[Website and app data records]
***
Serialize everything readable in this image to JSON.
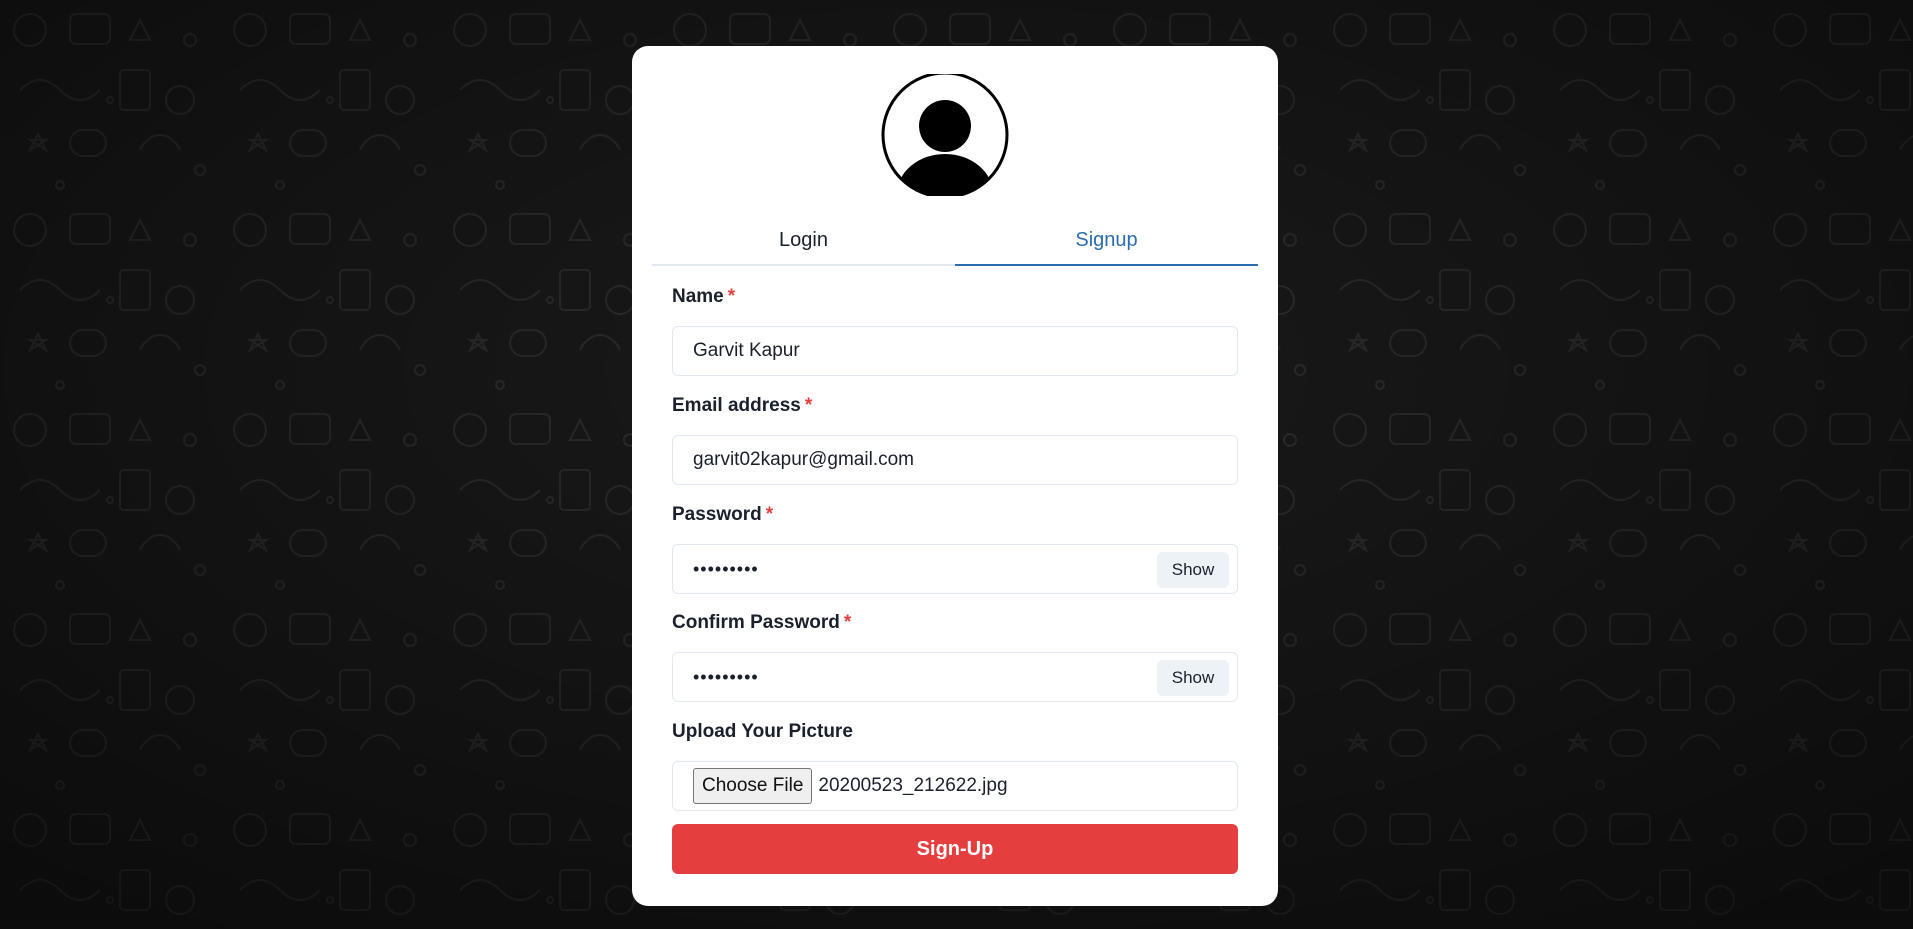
{
  "tabs": [
    {
      "label": "Login",
      "active": false
    },
    {
      "label": "Signup",
      "active": true
    }
  ],
  "form": {
    "name": {
      "label": "Name",
      "required_mark": "*",
      "value": "Garvit Kapur"
    },
    "email": {
      "label": "Email address",
      "required_mark": "*",
      "value": "garvit02kapur@gmail.com"
    },
    "password": {
      "label": "Password",
      "required_mark": "*",
      "value": "•••••••••",
      "toggle_label": "Show"
    },
    "confirm_password": {
      "label": "Confirm Password",
      "required_mark": "*",
      "value": "•••••••••",
      "toggle_label": "Show"
    },
    "picture": {
      "label": "Upload Your Picture",
      "button_label": "Choose File",
      "file_name": "20200523_212622.jpg"
    },
    "submit_label": "Sign-Up"
  },
  "avatar": {
    "icon": "user-silhouette-icon"
  },
  "colors": {
    "accent": "#2b6cb0",
    "submit": "#e53e3e",
    "required": "#e53e3e",
    "background": "#141414"
  }
}
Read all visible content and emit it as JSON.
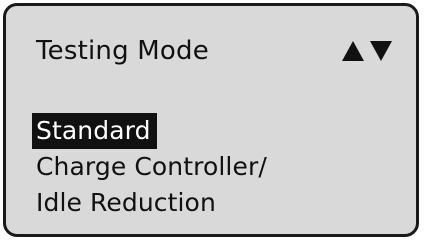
{
  "display": {
    "title": "Testing Mode",
    "scroll_arrows": {
      "up_icon": "triangle-up-icon",
      "down_icon": "triangle-down-icon"
    },
    "menu": [
      {
        "label": "Standard",
        "selected": true
      },
      {
        "label": "Charge Controller/",
        "selected": false
      },
      {
        "label": "Idle Reduction",
        "selected": false
      }
    ],
    "colors": {
      "screen_background": "#d9d9d9",
      "text": "#111111",
      "highlight": "#111111",
      "highlight_text": "#ffffff"
    }
  }
}
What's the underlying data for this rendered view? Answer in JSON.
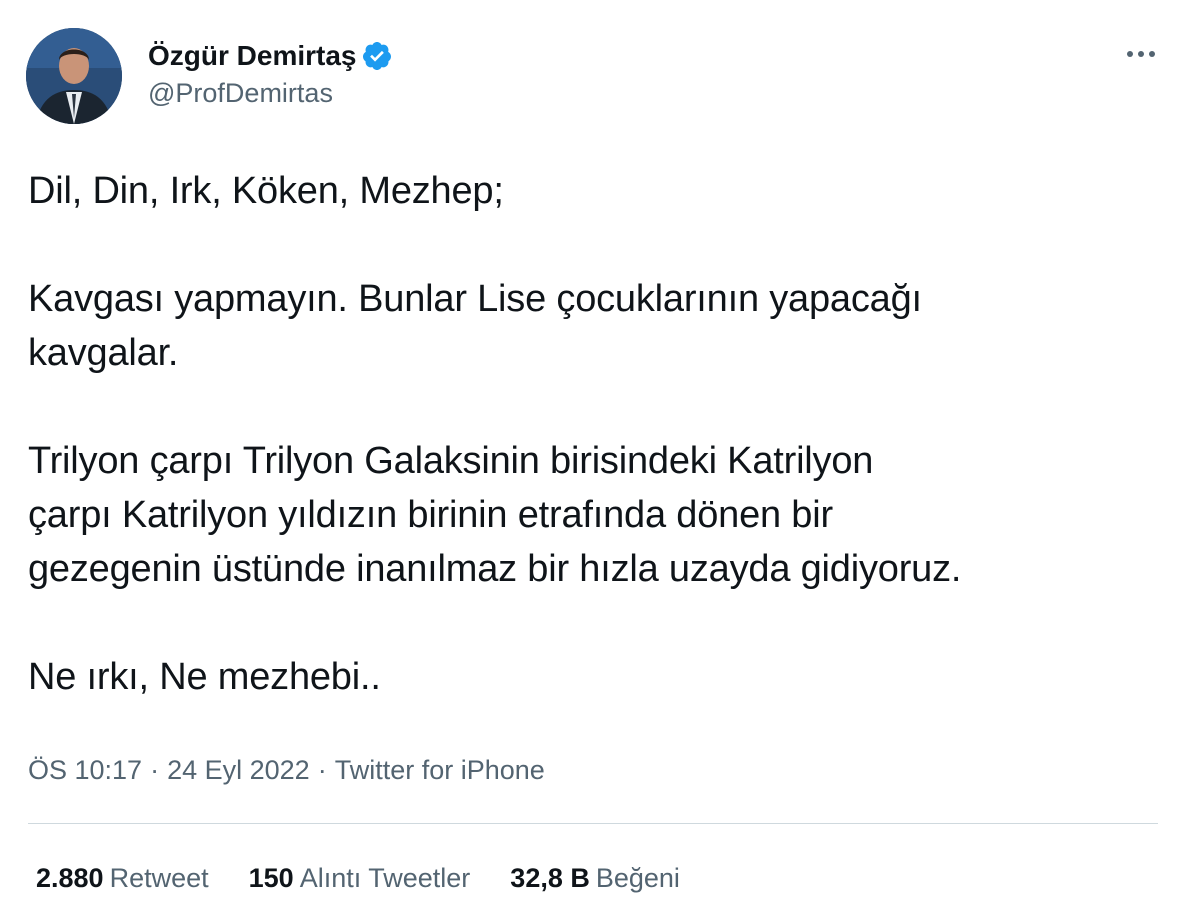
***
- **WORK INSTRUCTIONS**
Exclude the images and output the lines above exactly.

- **OUTPUT OF THE EXERCISE**
Serialize everything readable in this image to JSON.
{
  "tabs": [
    {
      "label": "Login",
      "active": false
    },
    {
      "label": "Signup",
      "active": true
    }
  ],
  "form": {
    "name": {
      "label": "Name",
      "required_mark": "*",
      "value": "Garvit Kapur"
    },
    "email": {
      "label": "Email address",
      "required_mark": "*",
      "value": "garvit02kapur@gmail.com"
    },
    "password": {
      "label": "Password",
      "required_mark": "*",
      "value": "•••••••••",
      "toggle_label": "Show"
    },
    "confirm_password": {
      "label": "Confirm Password",
      "required_mark": "*",
      "value": "•••••••••",
      "toggle_label": "Show"
    },
    "picture": {
      "label": "Upload Your Picture",
      "button_label": "Choose File",
      "file_name": "20200523_212622.jpg"
    },
    "submit_label": "Sign-Up"
  },
  "avatar": {
    "icon": "user-silhouette-icon"
  },
  "colors": {
    "accent": "#2b6cb0",
    "submit": "#e53e3e",
    "required": "#e53e3e",
    "background": "#141414"
  }
}
Read all visible content and emit it as JSON.
{
  "display": {
    "title": "Testing Mode",
    "scroll_arrows": {
      "up_icon": "triangle-up-icon",
      "down_icon": "triangle-down-icon"
    },
    "menu": [
      {
        "label": "Standard",
        "selected": true
      },
      {
        "label": "Charge Controller/",
        "selected": false
      },
      {
        "label": "Idle Reduction",
        "selected": false
      }
    ],
    "colors": {
      "screen_background": "#d9d9d9",
      "text": "#111111",
      "highlight": "#111111",
      "highlight_text": "#ffffff"
    }
  }
}
What's the underlying data for this rendered view? Answer in JSON.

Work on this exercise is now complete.